# Input data
++++++++++
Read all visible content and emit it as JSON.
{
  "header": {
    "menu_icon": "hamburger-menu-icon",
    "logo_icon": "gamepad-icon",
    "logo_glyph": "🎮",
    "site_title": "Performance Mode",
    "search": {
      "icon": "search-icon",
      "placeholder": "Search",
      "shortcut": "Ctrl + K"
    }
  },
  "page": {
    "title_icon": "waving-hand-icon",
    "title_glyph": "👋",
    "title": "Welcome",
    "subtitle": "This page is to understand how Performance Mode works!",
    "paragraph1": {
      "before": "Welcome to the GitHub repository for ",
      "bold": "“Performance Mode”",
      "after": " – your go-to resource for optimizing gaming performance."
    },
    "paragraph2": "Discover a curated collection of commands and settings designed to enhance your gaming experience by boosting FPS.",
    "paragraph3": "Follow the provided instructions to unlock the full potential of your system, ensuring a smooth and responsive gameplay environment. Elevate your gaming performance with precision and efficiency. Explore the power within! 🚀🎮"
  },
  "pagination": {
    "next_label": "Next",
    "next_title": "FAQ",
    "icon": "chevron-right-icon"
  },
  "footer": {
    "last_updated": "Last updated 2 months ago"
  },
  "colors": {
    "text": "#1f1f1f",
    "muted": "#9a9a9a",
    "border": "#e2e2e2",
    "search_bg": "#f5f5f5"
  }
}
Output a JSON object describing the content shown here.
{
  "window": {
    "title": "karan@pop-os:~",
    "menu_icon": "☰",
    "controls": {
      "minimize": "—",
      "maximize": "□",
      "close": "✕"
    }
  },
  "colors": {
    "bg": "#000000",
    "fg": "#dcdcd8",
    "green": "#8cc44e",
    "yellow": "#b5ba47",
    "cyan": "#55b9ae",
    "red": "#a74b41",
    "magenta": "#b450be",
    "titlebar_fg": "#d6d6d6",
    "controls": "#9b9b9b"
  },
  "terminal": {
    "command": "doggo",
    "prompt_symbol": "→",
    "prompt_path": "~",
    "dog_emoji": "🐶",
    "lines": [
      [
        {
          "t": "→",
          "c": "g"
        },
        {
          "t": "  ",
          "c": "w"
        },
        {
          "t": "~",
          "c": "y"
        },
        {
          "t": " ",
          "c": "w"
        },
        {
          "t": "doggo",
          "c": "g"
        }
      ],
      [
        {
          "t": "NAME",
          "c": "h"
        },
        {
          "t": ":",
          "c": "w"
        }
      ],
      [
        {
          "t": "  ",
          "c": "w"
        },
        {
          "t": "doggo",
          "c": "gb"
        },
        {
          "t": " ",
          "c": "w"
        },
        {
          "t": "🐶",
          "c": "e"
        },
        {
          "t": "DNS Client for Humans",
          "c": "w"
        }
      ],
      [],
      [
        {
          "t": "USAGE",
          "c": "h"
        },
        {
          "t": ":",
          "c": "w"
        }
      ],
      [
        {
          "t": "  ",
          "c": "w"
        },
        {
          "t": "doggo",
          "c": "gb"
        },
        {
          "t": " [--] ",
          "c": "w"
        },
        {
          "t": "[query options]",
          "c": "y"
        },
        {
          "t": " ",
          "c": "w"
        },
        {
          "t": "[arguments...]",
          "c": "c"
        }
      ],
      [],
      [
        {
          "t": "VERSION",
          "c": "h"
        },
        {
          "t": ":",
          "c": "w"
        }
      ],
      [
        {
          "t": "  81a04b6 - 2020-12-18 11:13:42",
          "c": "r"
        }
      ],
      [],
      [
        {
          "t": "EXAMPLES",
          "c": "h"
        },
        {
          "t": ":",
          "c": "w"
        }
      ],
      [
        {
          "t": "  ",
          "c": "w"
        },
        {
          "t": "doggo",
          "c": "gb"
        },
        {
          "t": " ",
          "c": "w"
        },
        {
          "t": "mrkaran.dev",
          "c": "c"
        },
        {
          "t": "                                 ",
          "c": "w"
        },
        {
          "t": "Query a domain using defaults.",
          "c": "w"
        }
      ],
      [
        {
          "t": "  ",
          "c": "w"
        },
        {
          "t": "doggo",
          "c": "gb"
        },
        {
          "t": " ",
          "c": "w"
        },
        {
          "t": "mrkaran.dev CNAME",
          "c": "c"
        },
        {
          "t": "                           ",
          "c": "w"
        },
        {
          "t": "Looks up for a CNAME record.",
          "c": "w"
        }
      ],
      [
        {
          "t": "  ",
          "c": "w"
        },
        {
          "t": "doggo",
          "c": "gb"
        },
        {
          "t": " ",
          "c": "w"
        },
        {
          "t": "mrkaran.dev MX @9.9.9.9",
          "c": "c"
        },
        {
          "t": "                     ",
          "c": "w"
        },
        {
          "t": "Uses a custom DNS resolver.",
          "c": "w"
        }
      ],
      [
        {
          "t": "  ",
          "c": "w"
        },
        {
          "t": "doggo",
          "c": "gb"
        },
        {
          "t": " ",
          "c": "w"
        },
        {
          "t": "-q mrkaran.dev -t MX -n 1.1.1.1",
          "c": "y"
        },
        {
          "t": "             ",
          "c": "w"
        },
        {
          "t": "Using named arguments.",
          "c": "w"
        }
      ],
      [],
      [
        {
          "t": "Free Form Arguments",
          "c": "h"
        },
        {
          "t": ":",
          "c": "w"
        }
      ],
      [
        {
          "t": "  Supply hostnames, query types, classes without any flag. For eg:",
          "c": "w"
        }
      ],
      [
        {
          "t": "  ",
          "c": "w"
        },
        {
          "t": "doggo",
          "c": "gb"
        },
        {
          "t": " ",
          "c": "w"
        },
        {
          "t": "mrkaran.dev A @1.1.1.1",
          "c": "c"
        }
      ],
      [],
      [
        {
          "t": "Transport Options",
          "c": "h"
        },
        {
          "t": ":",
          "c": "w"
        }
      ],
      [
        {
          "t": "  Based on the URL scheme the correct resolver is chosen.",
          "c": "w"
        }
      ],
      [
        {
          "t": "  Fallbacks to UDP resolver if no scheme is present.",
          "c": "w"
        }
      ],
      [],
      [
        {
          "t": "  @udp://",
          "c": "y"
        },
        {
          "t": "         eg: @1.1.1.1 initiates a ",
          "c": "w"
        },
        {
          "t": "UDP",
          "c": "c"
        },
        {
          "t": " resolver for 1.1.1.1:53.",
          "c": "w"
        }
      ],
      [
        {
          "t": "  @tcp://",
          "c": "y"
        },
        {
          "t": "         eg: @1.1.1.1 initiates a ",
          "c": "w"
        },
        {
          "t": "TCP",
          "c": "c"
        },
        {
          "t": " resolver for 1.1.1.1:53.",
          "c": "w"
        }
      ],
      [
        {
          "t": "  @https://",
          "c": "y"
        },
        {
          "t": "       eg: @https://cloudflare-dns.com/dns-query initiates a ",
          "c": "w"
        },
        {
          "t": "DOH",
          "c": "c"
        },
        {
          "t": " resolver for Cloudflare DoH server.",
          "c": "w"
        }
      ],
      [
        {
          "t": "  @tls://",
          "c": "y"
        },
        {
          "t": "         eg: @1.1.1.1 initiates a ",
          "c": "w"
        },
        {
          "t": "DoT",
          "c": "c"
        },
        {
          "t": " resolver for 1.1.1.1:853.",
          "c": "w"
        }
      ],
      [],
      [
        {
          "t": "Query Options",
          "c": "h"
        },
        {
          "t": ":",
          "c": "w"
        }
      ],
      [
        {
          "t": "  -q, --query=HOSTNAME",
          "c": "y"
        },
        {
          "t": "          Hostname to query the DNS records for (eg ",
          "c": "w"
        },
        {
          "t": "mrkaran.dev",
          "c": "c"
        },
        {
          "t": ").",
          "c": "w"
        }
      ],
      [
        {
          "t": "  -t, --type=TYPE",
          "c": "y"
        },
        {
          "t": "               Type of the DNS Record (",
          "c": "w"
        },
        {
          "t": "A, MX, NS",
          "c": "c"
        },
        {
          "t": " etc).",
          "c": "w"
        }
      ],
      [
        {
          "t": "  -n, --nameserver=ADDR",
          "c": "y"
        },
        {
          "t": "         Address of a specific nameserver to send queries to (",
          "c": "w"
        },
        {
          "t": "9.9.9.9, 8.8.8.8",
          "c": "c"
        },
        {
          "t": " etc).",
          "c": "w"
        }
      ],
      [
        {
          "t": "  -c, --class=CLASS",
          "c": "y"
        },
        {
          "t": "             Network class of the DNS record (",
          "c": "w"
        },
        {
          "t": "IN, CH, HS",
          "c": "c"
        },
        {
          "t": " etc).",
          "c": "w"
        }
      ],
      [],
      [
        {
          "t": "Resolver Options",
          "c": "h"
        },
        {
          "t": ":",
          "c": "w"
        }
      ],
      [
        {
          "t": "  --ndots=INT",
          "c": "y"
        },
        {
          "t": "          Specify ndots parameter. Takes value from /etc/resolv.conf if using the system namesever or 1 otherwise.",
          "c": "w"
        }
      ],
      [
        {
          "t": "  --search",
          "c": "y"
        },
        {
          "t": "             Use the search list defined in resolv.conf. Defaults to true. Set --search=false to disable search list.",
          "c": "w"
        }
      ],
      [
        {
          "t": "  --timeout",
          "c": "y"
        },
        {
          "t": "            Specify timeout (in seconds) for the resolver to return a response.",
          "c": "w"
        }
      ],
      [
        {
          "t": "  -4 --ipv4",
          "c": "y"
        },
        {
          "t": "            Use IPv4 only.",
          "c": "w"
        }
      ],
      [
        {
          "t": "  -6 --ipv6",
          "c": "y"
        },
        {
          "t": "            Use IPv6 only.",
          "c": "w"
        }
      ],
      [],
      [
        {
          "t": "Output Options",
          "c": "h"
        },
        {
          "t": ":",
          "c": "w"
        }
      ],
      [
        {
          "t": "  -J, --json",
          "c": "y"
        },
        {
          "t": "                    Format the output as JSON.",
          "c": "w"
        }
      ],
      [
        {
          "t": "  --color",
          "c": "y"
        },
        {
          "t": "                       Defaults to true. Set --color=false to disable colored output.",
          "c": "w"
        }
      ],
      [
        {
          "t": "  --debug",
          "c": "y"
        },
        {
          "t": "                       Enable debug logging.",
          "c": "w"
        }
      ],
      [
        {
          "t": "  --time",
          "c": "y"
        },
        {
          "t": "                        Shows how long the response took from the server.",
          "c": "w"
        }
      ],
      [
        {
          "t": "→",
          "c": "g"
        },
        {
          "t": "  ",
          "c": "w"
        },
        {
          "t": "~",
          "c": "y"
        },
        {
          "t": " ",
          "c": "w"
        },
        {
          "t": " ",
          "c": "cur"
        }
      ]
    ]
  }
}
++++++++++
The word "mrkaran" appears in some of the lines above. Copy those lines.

# Response box
          "t": "mrkaran.dev",
          "t": "mrkaran.dev CNAME",
          "t": "mrkaran.dev MX @9.9.9.9",
          "t": "-q mrkaran.dev -t MX -n 1.1.1.1",
          "t": "mrkaran.dev A @1.1.1.1",
          "t": "mrkaran.dev",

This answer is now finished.